These individuals appear to have survived exposure to the rabies virus, even without a prior vaccination, according to scientists at the US government's Centers for Disease Control and Prevention (CDC) who carried out the study in collaboration with the Peruvian Ministry of Health.
The findings could open up the possibility of developing new treatments for the disease, which is usually fatal if it is not treated in time.
The researchers travelled to the remote Loreto region of the Peruvian Amazon, where outbreaks of rabies caused by bites from vampire bats have occurred regularly over the last two decades.
The team interviewed 92 people in two communities exposed regularly to bat bites.
Blood samples were taken from two thirds of those interviewed. Of these, seven were found to have antibodies — which are only produced when the body is directly exposed either to rabies or to a vaccine for the virus — that neutralised the virus, according to the findings published in the August issue of the American Journal of Tropical Medicine.

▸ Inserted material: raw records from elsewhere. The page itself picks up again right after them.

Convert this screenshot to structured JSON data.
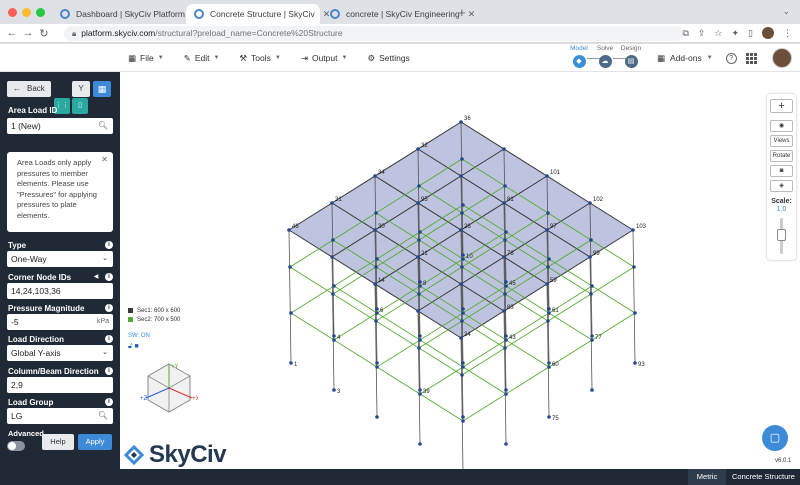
{
  "browser": {
    "tabs": [
      {
        "title": "Dashboard | SkyCiv Platform",
        "active": false
      },
      {
        "title": "Concrete Structure | SkyCiv",
        "active": true
      },
      {
        "title": "concrete | SkyCiv Engineering",
        "active": false
      }
    ],
    "url_host": "platform.skyciv.com",
    "url_path": "/structural?preload_name=Concrete%20Structure"
  },
  "menu": {
    "file": "File",
    "edit": "Edit",
    "tools": "Tools",
    "output": "Output",
    "settings": "Settings",
    "addons": "Add-ons"
  },
  "stages": {
    "model": "Model",
    "solve": "Solve",
    "design": "Design"
  },
  "panel": {
    "back": "Back",
    "area_load_id_label": "Area Load ID",
    "area_load_id_value": "1 (New)",
    "info_text": "Area Loads only apply pressures to member elements. Please use \"Pressures\" for applying pressures to plate elements.",
    "type_label": "Type",
    "type_value": "One-Way",
    "corner_nodes_label": "Corner Node IDs",
    "corner_nodes_value": "14,24,103,36",
    "pressure_label": "Pressure Magnitude",
    "pressure_value": "-5",
    "pressure_unit": "kPa",
    "load_dir_label": "Load Direction",
    "load_dir_value": "Global Y-axis",
    "col_beam_label": "Column/Beam Direction",
    "col_beam_value": "2,9",
    "load_group_label": "Load Group",
    "load_group_value": "LG",
    "advanced_label": "Advanced",
    "help": "Help",
    "apply": "Apply"
  },
  "toolbar": {
    "views": "Views",
    "rotate": "Rotate",
    "scale_label": "Scale:",
    "scale_value": "1.0"
  },
  "legend": {
    "sec1": "Sec1: 600 x 600",
    "sec2": "Sec2: 700 x 500",
    "sw": "SW: ON"
  },
  "colors": {
    "sec1": "#3a3a3a",
    "sec2": "#55aa33",
    "node": "#27488f",
    "plate": "#a3a9d2",
    "accent": "#3d8bd8",
    "panel": "#1f2a36"
  },
  "logo": "SkyCiv",
  "version": "v6.0.1",
  "bottom": {
    "metric": "Metric",
    "project": "Concrete Structure"
  },
  "model_labels": {
    "top_nodes": [
      {
        "id": "36",
        "i": 4,
        "j": 0
      },
      {
        "id": "101",
        "i": 4,
        "j": 2
      },
      {
        "id": "102",
        "i": 4,
        "j": 3
      },
      {
        "id": "103",
        "i": 4,
        "j": 4
      },
      {
        "id": "34",
        "i": 2,
        "j": 0
      },
      {
        "id": "30",
        "i": 1,
        "j": 1
      },
      {
        "id": "31",
        "i": 1,
        "j": 0
      },
      {
        "id": "46",
        "i": 0,
        "j": 0
      },
      {
        "id": "26",
        "i": 2,
        "j": 2
      },
      {
        "id": "21",
        "i": 1,
        "j": 2
      },
      {
        "id": "14",
        "i": 0,
        "j": 2
      },
      {
        "id": "81",
        "i": 3,
        "j": 2
      },
      {
        "id": "97",
        "i": 3,
        "j": 3
      },
      {
        "id": "99",
        "i": 3,
        "j": 4
      },
      {
        "id": "78",
        "i": 2,
        "j": 3
      },
      {
        "id": "95",
        "i": 2,
        "j": 1
      },
      {
        "id": "32",
        "i": 3,
        "j": 0
      },
      {
        "id": "24",
        "i": 0,
        "j": 4
      },
      {
        "id": "59",
        "i": 2,
        "j": 4
      },
      {
        "id": "83",
        "i": 1,
        "j": 4
      }
    ],
    "base_nodes": [
      {
        "id": "1",
        "i": 0,
        "j": 0
      },
      {
        "id": "4",
        "i": 1,
        "j": 0
      },
      {
        "id": "6",
        "i": 2,
        "j": 0
      },
      {
        "id": "8",
        "i": 3,
        "j": 0
      },
      {
        "id": "10",
        "i": 4,
        "j": 0
      },
      {
        "id": "45",
        "i": 4,
        "j": 1
      },
      {
        "id": "61",
        "i": 4,
        "j": 2
      },
      {
        "id": "77",
        "i": 4,
        "j": 3
      },
      {
        "id": "93",
        "i": 4,
        "j": 4
      },
      {
        "id": "3",
        "i": 0,
        "j": 1
      },
      {
        "id": "39",
        "i": 1,
        "j": 2
      },
      {
        "id": "43",
        "i": 3,
        "j": 2
      },
      {
        "id": "60",
        "i": 3,
        "j": 3
      },
      {
        "id": "75",
        "i": 2,
        "j": 4
      }
    ]
  }
}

One of the seven reported having received an anti-rabies vaccine. But there was no evidence that the other six had been vaccinated, or had sought medical attention for bat bites, suggesting that they had already been harbouring the rabies antibody.
This level of a population showing such antibodies "is relatively high," lead author Amy Gilbert, a postdoctoral fellow at CDC’s National Centre for Emerging and Zoonotic Infectious Diseases, told SciDev.Net.
She described the result as "remarkable", adding that scientists had long believed that hosts such as humans and cattle were unable to mount an immune response to rabies.
Children were also tested, but only adults showed the antibodies. "It is possible that what we are seeing is multiple low-dose exposure that accumulates over a lifetime," Gilbert said.
Bats are the most common natural reservoir for rabies in Latin America, and few people who get bitten survive exposure to the virus. "The virus gains access to the central nervous system, where it causes the almost entirely fatal disease," said Gilbert.
In the case of the Peruvian individuals found to have the antibodies, "one hypothesis is that the human body mounted an immune response when the virus was [inside it], but still outside the central nervous system," Gilbert said.
Another was that some isolated populations are genetically unique, she added.
In an editorial accompanying the study, Rodney E. Willoughby, a paediatric infectious disease specialist at the Children’s Hospital of Wisconsin, in the United States, said that if there are distinct populations with complete or relative resistance to rabies, "careful, respectful studies" could potentially help develop new, life-saving treatments.
According to the WHO, rabies kills 55,000 people a year — 95 per cent of these in Africa and Asia — and appears to be on the rise in China, the former Soviet republics, Southern Africa and Latin America.